In the California Bay Area, Choi’s organization created a community ambassador program with groups of volunteers who walk the streets, help keep the neighborhood clean and escort seniors to appointments. Other groups like the Asian Pacific American Institute for Congressional Studies host bystander intervention training.
Though a number of lawmakers and activists have called for stronger enforcement of hate crime laws, others said they prefer resident-driven efforts. Hate crime laws can lead to harsher sentences for crimes, but many attacks against vulnerable communities may not be classified as hate crimes without evidence of racial bias, Levin said. There’s also little evidence showing that these laws deter the crimes.
It’s unclear at this point how the Justice Department will work with local police departments and how the agencies will respond to training.
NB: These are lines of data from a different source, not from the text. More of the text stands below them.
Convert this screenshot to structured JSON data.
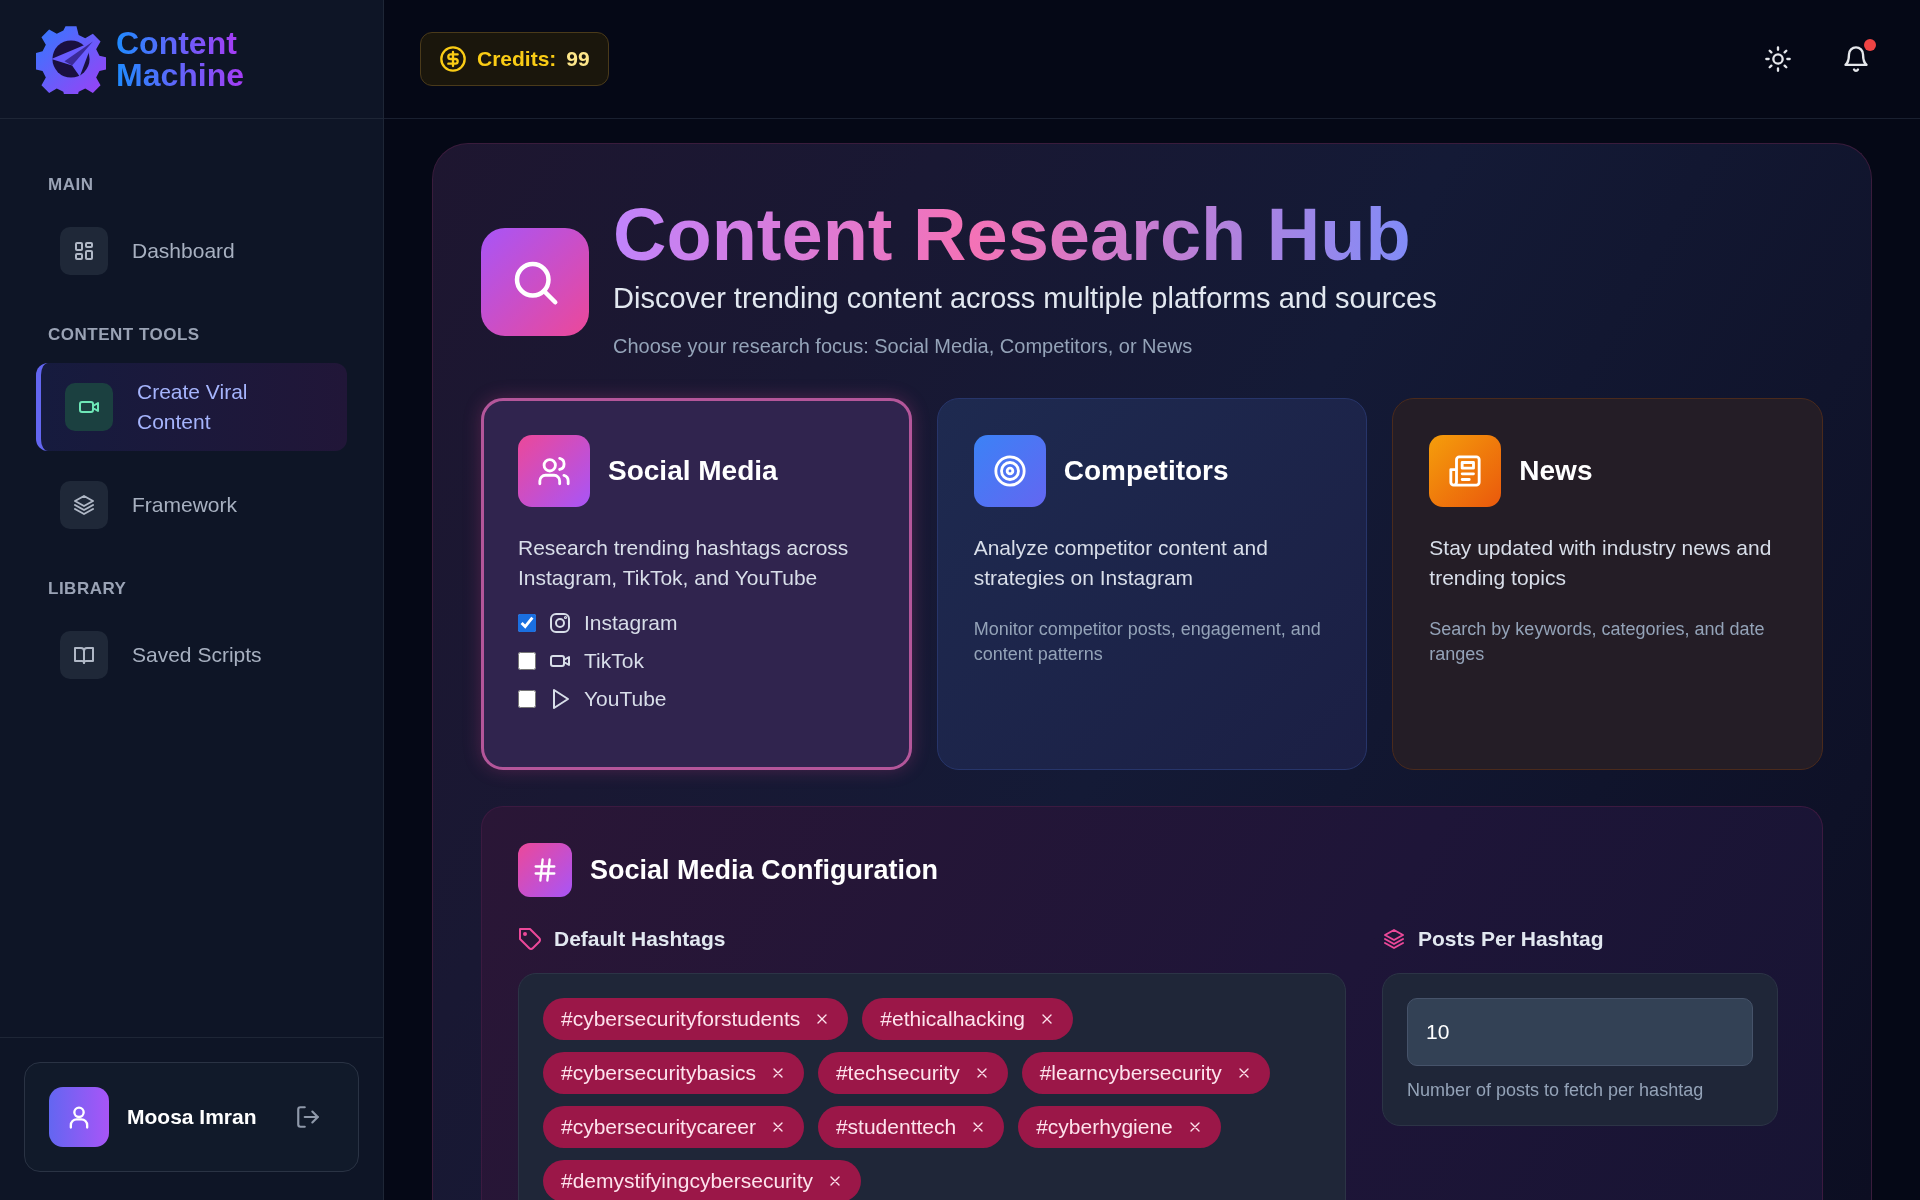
{
  "sidebar": {
    "logo": {
      "line_1": "Content",
      "line_2": "Machine"
    },
    "sections": [
      {
        "label": "MAIN",
        "items": [
          {
            "label": "Dashboard",
            "kind": "grid",
            "selected": false
          }
        ]
      },
      {
        "label": "CONTENT TOOLS",
        "items": [
          {
            "label": "Create Viral Content",
            "kind": "video",
            "selected": true
          },
          {
            "label": "Framework",
            "kind": "layers",
            "selected": false
          }
        ]
      },
      {
        "label": "LIBRARY",
        "items": [
          {
            "label": "Saved Scripts",
            "kind": "book",
            "selected": false
          }
        ]
      }
    ],
    "user": {
      "name": "Moosa Imran"
    }
  },
  "header": {
    "credits": {
      "label": "Credits:",
      "value": "99"
    },
    "notifications": {
      "unread": true
    }
  },
  "hub": {
    "title": "Content Research Hub",
    "subtitle": "Discover trending content across multiple platforms and sources",
    "hint": "Choose your research focus: Social Media, Competitors, or News"
  },
  "cards": [
    {
      "kind": "social",
      "title": "Social Media",
      "selected": true,
      "description": "Research trending hashtags across Instagram, TikTok, and YouTube",
      "options": [
        {
          "kind": "instagram",
          "label": "Instagram",
          "checked": true
        },
        {
          "kind": "tiktok",
          "label": "TikTok",
          "checked": false
        },
        {
          "kind": "youtube",
          "label": "YouTube",
          "checked": false
        }
      ]
    },
    {
      "kind": "competitors",
      "title": "Competitors",
      "selected": false,
      "description": "Analyze competitor content and strategies on Instagram",
      "note": "Monitor competitor posts, engagement, and content patterns"
    },
    {
      "kind": "news",
      "title": "News",
      "selected": false,
      "description": "Stay updated with industry news and trending topics",
      "note": "Search by keywords, categories, and date ranges"
    }
  ],
  "config": {
    "title": "Social Media Configuration",
    "hashtags_label": "Default Hashtags",
    "hashtags": [
      "#cybersecurityforstudents",
      "#ethicalhacking",
      "#cybersecuritybasics",
      "#techsecurity",
      "#learncybersecurity",
      "#cybersecuritycareer",
      "#studenttech",
      "#cyberhygiene",
      "#demystifyingcybersecurity"
    ],
    "posts_label": "Posts Per Hashtag",
    "posts_value": "10",
    "posts_help": "Number of posts to fetch per hashtag"
  }
}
But as people around the country reevaluate the role of law enforcement, many argue that increasing police presence will not help vulnerable residents.
“I don’t think adding police into a neighborhood necessarily makes it safer. I think that sometimes escalates the problem,” said Lacy Lew Nguyen Wright, a Los Angeles-based activist. “What I want is to dismantle the systems that helped create some of these problems … and then to build new resources and new structures to help amend and create more inclusive communities who come forward.”
As Wright and others wait to see how lawmakers follow through on their proposals, they implore officials to make ongoing efforts to engage Asian communities on issues beyond discussions of violence or elections.